Legends and Myths
If it weren’t for my cider trading friends, I would not have the opportunity to try so many hard to find ciders. Leprechaun is one of them. Flown out from Texas, I received their Strawberry, Pomegranate and Dry. Today I am reviewing the Dry.
Leprechaun’s label and logo fascinates me. It’s a diamond surrounding a four-leaf clover with two large white hounds in the middle. The dogs are in position to attack the evil serpent.
What was the inspiration behind the logo? Leprechaun cider has a section on their website that tells the origin of the leprechaun. According to legend, a noble king, in pursuit from an invading tribe, left his child in the possession of his faithful hound. When he returned, the dog was covered in blood and his son was missing. In the heat of rage, the king killed his dog. In the distance, the king heard whimpering and when he approached the brush, he found his precious son safe, who had been protected from the giant dog which had slain an evil serpent.
Because of his betrayal towards his devoted dog, the King was cursed and forever doomed into trickery and betrayal toward others.

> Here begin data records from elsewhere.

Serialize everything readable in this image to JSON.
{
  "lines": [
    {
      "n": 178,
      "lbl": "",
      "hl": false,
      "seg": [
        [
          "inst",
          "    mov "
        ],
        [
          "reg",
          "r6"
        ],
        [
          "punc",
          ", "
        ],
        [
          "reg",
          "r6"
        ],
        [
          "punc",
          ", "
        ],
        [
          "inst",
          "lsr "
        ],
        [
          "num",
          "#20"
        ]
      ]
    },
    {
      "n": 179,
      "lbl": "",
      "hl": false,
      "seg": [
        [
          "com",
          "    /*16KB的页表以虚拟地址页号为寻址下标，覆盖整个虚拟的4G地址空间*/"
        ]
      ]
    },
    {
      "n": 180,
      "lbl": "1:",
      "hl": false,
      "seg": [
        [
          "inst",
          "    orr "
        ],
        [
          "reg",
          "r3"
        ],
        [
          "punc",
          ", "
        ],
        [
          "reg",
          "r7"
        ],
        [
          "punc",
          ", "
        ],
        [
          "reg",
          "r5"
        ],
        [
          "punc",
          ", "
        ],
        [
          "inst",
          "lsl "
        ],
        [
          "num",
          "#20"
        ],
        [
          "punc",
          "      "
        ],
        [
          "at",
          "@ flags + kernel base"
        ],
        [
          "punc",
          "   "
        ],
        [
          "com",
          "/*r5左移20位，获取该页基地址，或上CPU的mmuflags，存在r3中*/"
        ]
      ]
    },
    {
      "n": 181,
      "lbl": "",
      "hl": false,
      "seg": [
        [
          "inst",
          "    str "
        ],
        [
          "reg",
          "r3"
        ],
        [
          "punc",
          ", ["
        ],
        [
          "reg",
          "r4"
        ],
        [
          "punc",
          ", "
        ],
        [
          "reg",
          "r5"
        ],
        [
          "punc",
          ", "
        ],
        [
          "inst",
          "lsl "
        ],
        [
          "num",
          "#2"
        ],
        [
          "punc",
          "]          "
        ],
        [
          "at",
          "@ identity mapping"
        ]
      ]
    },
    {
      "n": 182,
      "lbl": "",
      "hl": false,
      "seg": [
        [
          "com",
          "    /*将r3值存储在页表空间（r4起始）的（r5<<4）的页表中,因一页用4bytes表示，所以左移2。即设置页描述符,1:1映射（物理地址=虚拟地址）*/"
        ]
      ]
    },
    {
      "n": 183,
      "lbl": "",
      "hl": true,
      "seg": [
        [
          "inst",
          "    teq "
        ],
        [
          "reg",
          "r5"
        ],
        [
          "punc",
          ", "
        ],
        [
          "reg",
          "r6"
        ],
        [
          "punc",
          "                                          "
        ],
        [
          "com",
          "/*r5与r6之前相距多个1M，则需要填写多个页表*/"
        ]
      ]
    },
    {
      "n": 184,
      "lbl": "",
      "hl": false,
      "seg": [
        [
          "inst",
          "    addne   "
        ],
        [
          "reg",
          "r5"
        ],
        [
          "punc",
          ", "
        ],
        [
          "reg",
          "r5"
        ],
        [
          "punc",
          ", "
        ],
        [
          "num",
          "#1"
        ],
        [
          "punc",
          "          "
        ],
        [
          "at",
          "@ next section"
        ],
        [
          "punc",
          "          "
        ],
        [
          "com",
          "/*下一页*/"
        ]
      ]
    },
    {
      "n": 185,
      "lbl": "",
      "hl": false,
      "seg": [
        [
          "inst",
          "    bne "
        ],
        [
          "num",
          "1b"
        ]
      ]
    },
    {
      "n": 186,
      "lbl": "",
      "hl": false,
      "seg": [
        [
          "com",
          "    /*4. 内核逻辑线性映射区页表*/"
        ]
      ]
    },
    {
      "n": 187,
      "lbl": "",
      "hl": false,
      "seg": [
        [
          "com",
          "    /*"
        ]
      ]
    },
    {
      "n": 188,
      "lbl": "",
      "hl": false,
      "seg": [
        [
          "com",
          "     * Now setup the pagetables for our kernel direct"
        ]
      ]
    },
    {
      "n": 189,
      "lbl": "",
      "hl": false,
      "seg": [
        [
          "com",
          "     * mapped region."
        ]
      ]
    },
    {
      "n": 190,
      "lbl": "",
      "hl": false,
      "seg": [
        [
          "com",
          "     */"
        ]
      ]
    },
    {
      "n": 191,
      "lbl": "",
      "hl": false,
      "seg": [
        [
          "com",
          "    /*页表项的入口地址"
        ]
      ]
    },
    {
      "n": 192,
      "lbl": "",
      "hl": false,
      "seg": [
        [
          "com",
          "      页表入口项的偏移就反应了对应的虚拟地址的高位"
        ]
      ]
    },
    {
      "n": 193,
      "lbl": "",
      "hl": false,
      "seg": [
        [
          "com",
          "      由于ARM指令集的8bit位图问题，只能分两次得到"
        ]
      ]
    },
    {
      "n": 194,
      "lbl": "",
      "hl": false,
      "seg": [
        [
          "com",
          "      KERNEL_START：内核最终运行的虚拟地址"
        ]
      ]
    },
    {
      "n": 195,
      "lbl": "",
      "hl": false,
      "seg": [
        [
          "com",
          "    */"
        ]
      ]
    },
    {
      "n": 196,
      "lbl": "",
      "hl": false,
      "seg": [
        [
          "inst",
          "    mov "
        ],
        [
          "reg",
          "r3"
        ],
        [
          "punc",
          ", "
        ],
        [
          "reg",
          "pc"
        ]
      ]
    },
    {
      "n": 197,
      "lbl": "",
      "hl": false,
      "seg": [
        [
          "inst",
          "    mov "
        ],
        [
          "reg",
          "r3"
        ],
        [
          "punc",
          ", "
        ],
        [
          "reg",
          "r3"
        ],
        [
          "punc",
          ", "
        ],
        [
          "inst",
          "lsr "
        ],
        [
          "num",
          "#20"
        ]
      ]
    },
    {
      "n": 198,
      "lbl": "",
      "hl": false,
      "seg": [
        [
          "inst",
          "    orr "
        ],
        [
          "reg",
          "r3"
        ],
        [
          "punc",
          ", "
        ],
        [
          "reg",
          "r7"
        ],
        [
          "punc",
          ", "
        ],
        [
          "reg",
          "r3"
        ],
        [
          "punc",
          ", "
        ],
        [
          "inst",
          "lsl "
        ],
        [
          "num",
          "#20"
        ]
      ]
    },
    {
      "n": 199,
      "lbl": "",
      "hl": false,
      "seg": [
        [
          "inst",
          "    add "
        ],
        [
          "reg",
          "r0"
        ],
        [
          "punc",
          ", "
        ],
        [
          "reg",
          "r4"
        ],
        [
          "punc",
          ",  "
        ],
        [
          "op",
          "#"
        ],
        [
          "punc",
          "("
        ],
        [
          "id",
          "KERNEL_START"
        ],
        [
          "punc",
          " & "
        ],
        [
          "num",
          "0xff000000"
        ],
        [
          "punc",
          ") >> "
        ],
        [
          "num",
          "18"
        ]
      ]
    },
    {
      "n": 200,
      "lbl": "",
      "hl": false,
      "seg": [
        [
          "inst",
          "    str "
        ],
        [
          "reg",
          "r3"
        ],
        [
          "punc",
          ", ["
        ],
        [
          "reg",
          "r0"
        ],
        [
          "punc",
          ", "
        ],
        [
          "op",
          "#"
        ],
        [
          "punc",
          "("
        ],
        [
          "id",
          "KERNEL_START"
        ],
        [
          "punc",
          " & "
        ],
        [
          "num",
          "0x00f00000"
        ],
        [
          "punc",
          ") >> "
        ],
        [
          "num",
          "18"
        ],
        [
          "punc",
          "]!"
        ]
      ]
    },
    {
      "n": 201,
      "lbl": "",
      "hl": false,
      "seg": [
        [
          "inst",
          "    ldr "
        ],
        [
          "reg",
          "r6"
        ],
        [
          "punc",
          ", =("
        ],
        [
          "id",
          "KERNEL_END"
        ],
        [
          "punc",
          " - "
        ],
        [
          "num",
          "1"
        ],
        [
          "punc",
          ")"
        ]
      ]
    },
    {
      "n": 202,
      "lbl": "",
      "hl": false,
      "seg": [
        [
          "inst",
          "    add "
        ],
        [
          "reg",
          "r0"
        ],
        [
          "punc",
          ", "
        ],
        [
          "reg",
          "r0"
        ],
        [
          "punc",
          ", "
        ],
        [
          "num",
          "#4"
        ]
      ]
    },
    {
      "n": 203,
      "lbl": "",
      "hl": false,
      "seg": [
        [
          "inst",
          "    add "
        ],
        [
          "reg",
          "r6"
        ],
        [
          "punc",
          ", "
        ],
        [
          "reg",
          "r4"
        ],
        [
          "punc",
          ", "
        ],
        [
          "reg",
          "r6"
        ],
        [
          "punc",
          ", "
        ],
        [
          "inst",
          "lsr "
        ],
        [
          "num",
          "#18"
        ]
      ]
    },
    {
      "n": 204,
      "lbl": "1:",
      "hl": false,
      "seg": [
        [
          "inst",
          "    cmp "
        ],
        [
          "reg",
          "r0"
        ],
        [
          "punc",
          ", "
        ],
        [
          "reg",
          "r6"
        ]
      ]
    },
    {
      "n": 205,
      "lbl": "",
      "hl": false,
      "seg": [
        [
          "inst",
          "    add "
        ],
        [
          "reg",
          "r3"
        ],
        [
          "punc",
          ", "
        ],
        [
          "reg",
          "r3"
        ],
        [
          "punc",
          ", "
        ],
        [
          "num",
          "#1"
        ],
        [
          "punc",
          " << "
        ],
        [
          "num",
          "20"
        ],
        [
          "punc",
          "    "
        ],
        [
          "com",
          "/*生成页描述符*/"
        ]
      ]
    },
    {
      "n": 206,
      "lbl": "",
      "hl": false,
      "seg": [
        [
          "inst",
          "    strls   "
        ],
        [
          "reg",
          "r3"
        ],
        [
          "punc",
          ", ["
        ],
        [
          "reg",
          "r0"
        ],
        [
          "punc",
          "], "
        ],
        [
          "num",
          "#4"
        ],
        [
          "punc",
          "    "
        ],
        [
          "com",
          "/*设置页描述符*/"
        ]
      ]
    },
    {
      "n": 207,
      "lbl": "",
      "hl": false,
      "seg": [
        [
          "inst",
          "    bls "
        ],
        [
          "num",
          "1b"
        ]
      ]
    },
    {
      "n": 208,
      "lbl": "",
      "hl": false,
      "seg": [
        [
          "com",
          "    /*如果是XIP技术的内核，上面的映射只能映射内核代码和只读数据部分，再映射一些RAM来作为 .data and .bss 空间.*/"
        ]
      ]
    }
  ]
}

He became known as Leprechaun.
I asked Jake Schiffer from Leprechaun Ciderto further elaborate how the story of theLeprechaun relates to his artisanal ciders and this is what he had to say.
“The story originates from Ireland, but when I was living there I fell in love with cider. The story is supposed to take place in the kings orchard. I loved the story, and it just so happened to be in Killarney where I had cider for the first time, so the two stuck together. Also, the original story of the Leprechaun is nothing like anyone in America has ever been introduced to – in turn, our ciders are the same way.”
And how true that is so let’s take a look at Leprechaun’s Dry Cider.
Leprechaun Dry surfaced my glass with aggressive and small happy bubbles. No mousse formed but as I mentioned before it depends what glass you use. The cider was crystal clear and projected a brilliant color, that of a pilsner.
I really loved the bouquet and I pulled out some interesting characteristics. Sweet floral nose with aromatic fruit such as apricots and star fruit. Typical band aid and fresh-cut grass provided the characters of propper cider apples.
A creamy and full bodied mouthfeel gave me the texture I typically desire, and you know how serious I am about texture. I thought the carbonation was approachable.
The first flavor I detected was white grape followed quickly by unripe pear and dried flowers. Botanical like. Tannins were soft enough to please most palates. The balanced acidity provided a blank canvas for the band aid – like cellar profile. BTW, this is a good quality to have for artisanal ciders. The subtle funky character hung tight in the middle and back palate. Leprechaun Dry was just that, dry the entire way through with a “do not forget me finish.”